▸ PROBLEM DETAILS
Scan the listing below for the word "this" and copy every line that has it.

▸ EXTRACTED INFORMATION
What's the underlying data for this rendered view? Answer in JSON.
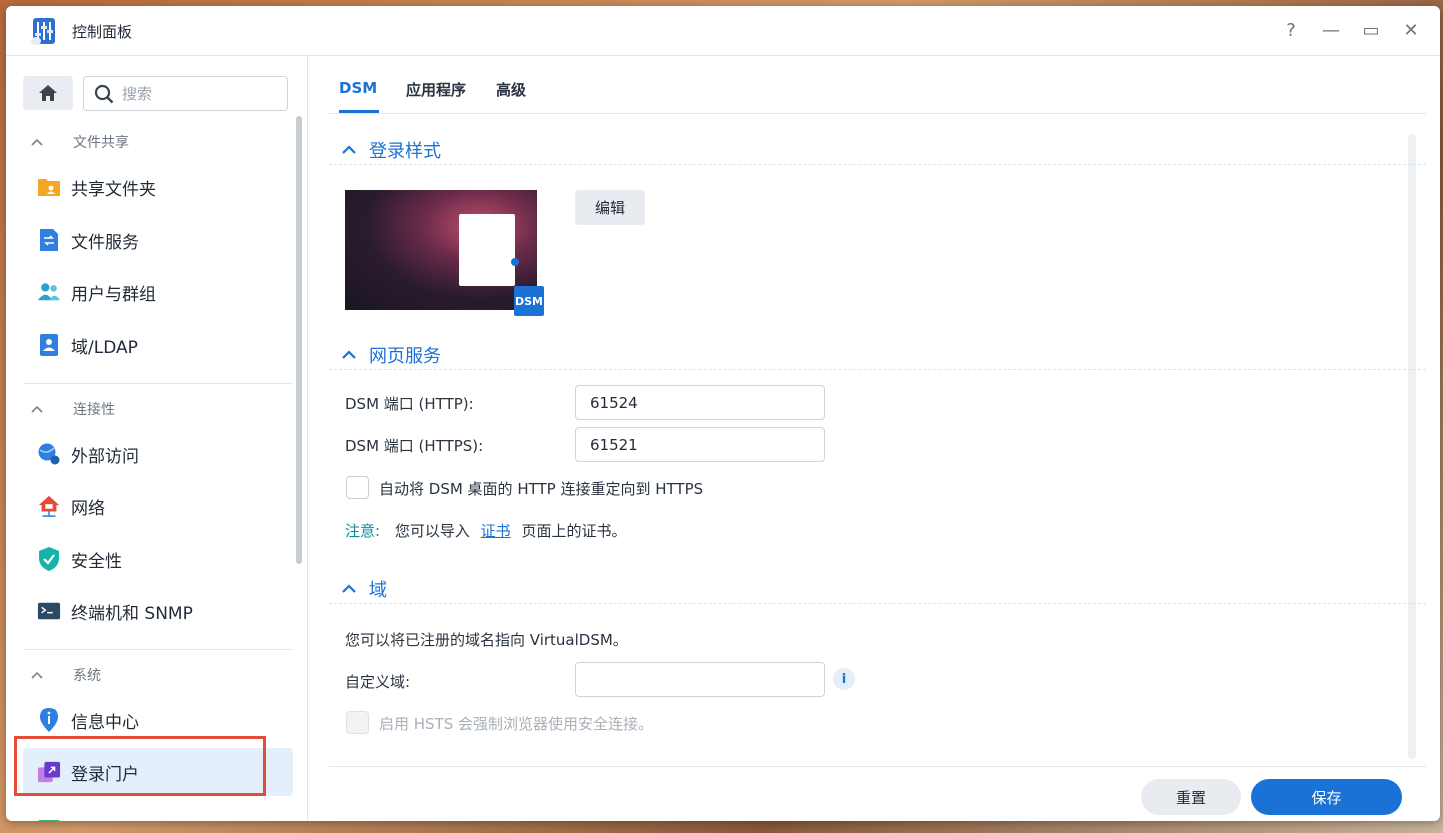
{
  "window": {
    "title": "控制面板",
    "controls": {
      "help": "?",
      "minimize": "—",
      "maximize": "▭",
      "close": "✕"
    }
  },
  "sidebar": {
    "search_placeholder": "搜索",
    "groups": [
      {
        "label": "文件共享",
        "items": [
          {
            "label": "共享文件夹",
            "icon": "shared-folder-icon"
          },
          {
            "label": "文件服务",
            "icon": "file-services-icon"
          },
          {
            "label": "用户与群组",
            "icon": "users-groups-icon"
          },
          {
            "label": "域/LDAP",
            "icon": "domain-ldap-icon"
          }
        ]
      },
      {
        "label": "连接性",
        "items": [
          {
            "label": "外部访问",
            "icon": "external-access-icon"
          },
          {
            "label": "网络",
            "icon": "network-icon"
          },
          {
            "label": "安全性",
            "icon": "security-icon"
          },
          {
            "label": "终端机和 SNMP",
            "icon": "terminal-icon"
          }
        ]
      },
      {
        "label": "系统",
        "items": [
          {
            "label": "信息中心",
            "icon": "info-center-icon"
          },
          {
            "label": "登录门户",
            "icon": "login-portal-icon",
            "active": true
          }
        ]
      }
    ]
  },
  "tabs": [
    "DSM",
    "应用程序",
    "高级"
  ],
  "sections": {
    "login_style": {
      "title": "登录样式",
      "edit_label": "编辑",
      "badge": "DSM"
    },
    "web_services": {
      "title": "网页服务",
      "http_label": "DSM 端口 (HTTP):",
      "http_value": "61524",
      "https_label": "DSM 端口 (HTTPS):",
      "https_value": "61521",
      "redirect_label": "自动将 DSM 桌面的 HTTP 连接重定向到 HTTPS",
      "note_key": "注意:",
      "note_prefix": "您可以导入",
      "note_link": "证书",
      "note_suffix": "页面上的证书。"
    },
    "domain": {
      "title": "域",
      "description": "您可以将已注册的域名指向 VirtualDSM。",
      "custom_label": "自定义域:",
      "custom_value": "",
      "hsts_label": "启用 HSTS 会强制浏览器使用安全连接。"
    }
  },
  "footer": {
    "reset": "重置",
    "save": "保存"
  },
  "colors": {
    "accent": "#1a72d6",
    "highlight": "#e34b3a"
  }
}
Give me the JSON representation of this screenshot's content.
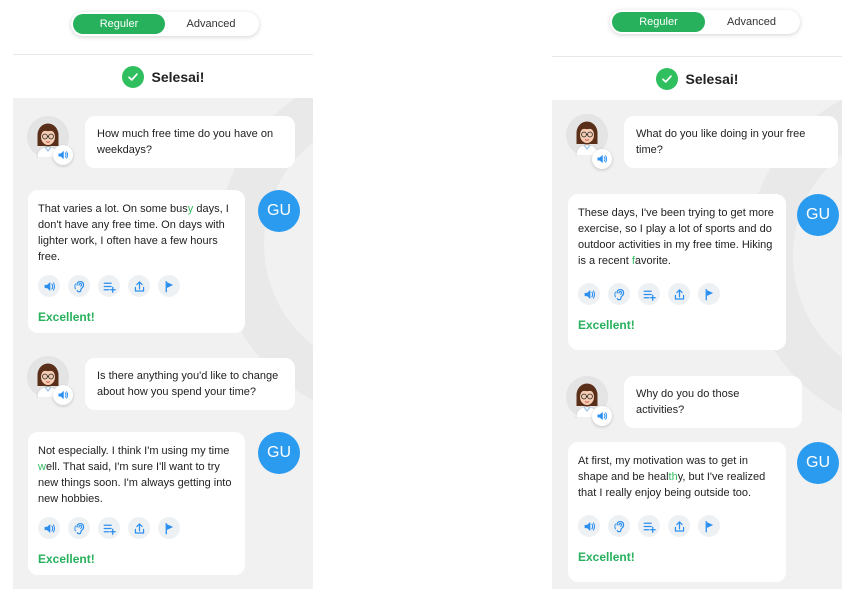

▸ TASK OUTPUT
What's the underlying data for this rendered view? Answer in JSON.
Give me the JSON representation of this screenshot's content.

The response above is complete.